WHAT THE TASK REQUIRES: Your answer must be the records below, reproduced exactly.

::: EXERCISE MATERIAL

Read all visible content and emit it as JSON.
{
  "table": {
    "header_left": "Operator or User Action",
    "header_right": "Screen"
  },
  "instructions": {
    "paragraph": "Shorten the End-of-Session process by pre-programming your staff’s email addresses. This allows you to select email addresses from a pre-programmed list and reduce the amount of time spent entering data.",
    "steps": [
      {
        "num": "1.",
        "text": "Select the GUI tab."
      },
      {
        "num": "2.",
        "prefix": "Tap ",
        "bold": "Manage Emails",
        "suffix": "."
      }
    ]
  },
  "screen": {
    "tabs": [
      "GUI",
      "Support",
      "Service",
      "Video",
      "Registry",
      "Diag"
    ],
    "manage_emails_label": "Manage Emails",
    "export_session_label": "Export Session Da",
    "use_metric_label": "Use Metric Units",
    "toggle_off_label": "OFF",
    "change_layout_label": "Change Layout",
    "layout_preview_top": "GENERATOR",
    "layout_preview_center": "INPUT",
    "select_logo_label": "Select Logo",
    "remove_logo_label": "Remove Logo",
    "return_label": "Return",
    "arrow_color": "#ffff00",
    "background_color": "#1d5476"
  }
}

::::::

SOLVED PROBLEM:
Read all visible content and emit it as JSON.
{
  "table": {
    "header_left": "Operator or User Action",
    "header_right": "Screen"
  },
  "instructions": {
    "paragraph": "Shorten the End-of-Session process by pre-programming your staff’s email addresses. This allows you to select email addresses from a pre-programmed list and reduce the amount of time spent entering data.",
    "steps": [
      {
        "num": "1.",
        "text": "Select the GUI tab."
      },
      {
        "num": "2.",
        "prefix": "Tap ",
        "bold": "Manage Emails",
        "suffix": "."
      }
    ]
  },
  "screen": {
    "tabs": [
      "GUI",
      "Support",
      "Service",
      "Video",
      "Registry",
      "Diag"
    ],
    "manage_emails_label": "Manage Emails",
    "export_session_label": "Export Session Da",
    "use_metric_label": "Use Metric Units",
    "toggle_off_label": "OFF",
    "change_layout_label": "Change Layout",
    "layout_preview_top": "GENERATOR",
    "layout_preview_center": "INPUT",
    "select_logo_label": "Select Logo",
    "remove_logo_label": "Remove Logo",
    "return_label": "Return",
    "arrow_color": "#ffff00",
    "background_color": "#1d5476"
  }
}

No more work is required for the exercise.